◆ **TO DO**: Going through the data, count each line that has the word "title". Reply with the total and nothing more.

**** AVAILABLE RECORDS

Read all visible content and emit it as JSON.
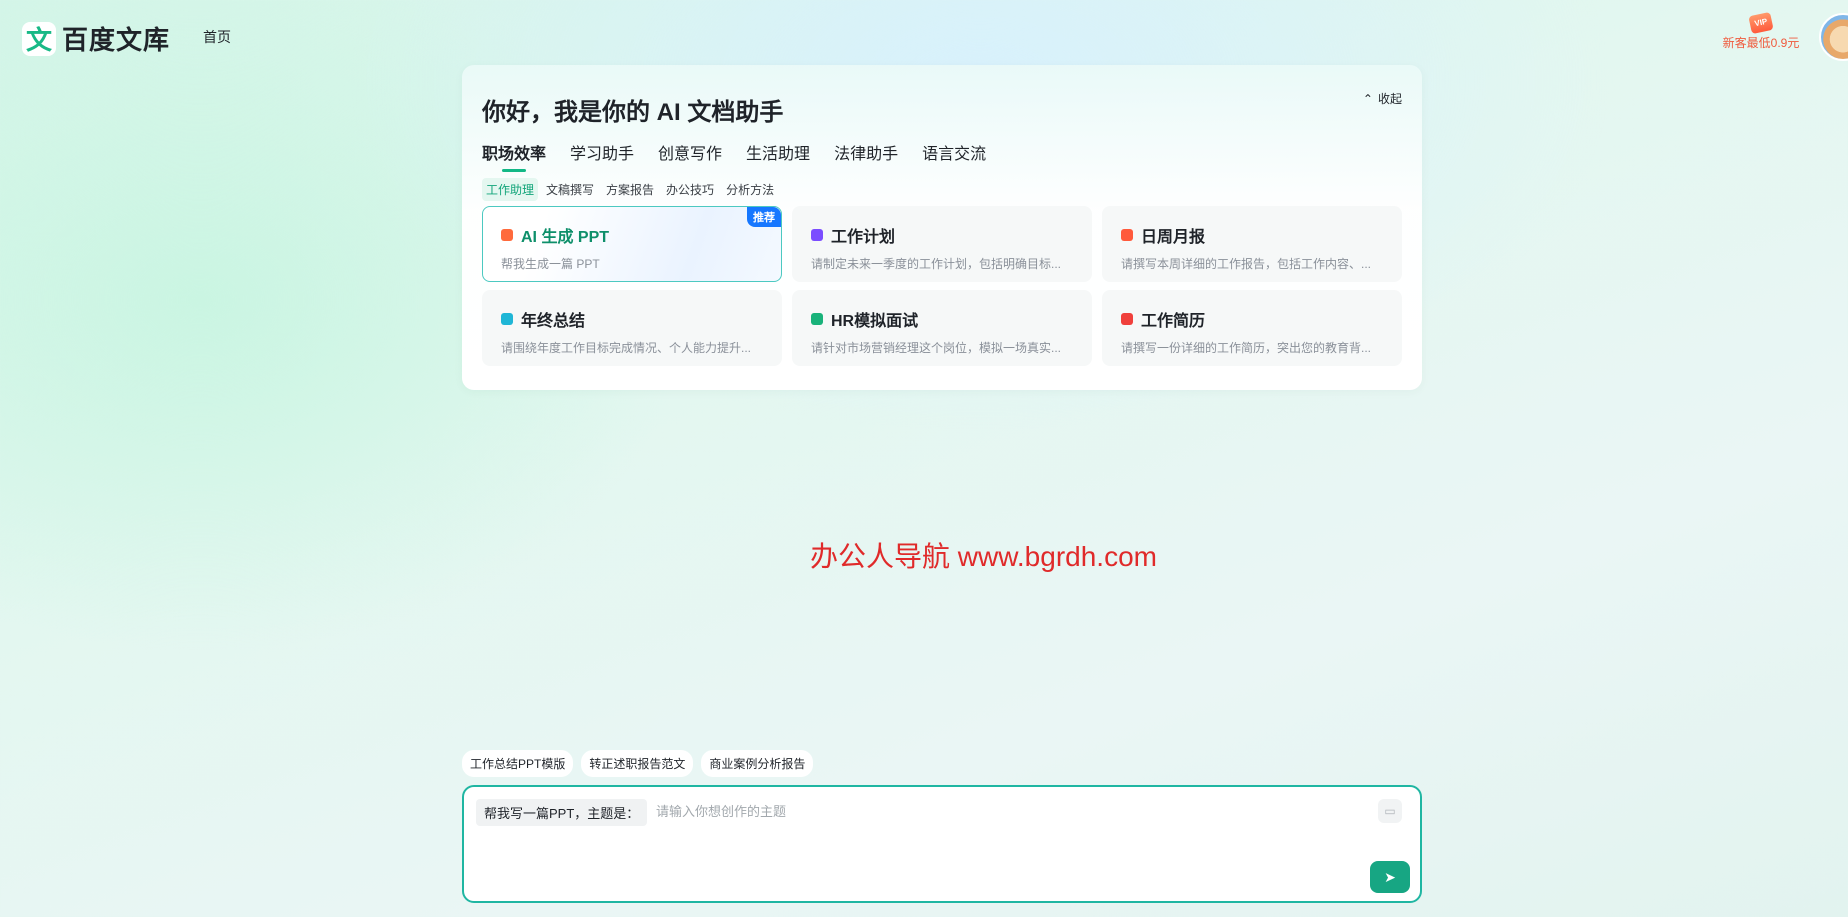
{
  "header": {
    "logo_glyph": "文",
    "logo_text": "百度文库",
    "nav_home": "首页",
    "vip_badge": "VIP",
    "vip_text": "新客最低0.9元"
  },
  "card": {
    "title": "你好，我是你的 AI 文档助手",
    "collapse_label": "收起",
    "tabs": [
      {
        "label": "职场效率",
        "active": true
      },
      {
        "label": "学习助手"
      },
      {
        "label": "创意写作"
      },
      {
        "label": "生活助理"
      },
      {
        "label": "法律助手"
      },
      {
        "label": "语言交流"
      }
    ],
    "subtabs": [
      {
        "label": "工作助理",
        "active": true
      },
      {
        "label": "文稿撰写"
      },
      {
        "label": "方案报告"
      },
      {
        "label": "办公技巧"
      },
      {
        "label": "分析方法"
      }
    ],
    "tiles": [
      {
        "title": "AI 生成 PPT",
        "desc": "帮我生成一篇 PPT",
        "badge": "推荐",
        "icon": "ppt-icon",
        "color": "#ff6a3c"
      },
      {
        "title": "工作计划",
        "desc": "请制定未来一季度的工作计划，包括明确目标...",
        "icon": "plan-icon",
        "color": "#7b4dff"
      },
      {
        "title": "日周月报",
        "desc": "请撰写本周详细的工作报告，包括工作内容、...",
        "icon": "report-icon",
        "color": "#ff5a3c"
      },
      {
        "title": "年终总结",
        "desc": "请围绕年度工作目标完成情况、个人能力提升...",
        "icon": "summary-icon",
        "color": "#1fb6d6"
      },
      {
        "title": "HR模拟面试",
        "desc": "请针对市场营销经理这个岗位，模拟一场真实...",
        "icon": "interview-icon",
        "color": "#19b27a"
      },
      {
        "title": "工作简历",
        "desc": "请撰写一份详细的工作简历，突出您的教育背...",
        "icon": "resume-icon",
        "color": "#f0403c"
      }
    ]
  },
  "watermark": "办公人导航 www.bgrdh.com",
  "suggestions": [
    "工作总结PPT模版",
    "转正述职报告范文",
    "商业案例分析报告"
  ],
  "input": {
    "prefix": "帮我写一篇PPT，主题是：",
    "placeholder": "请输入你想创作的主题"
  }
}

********

◆ **SOLUTION TO THE PROBLEM**: 7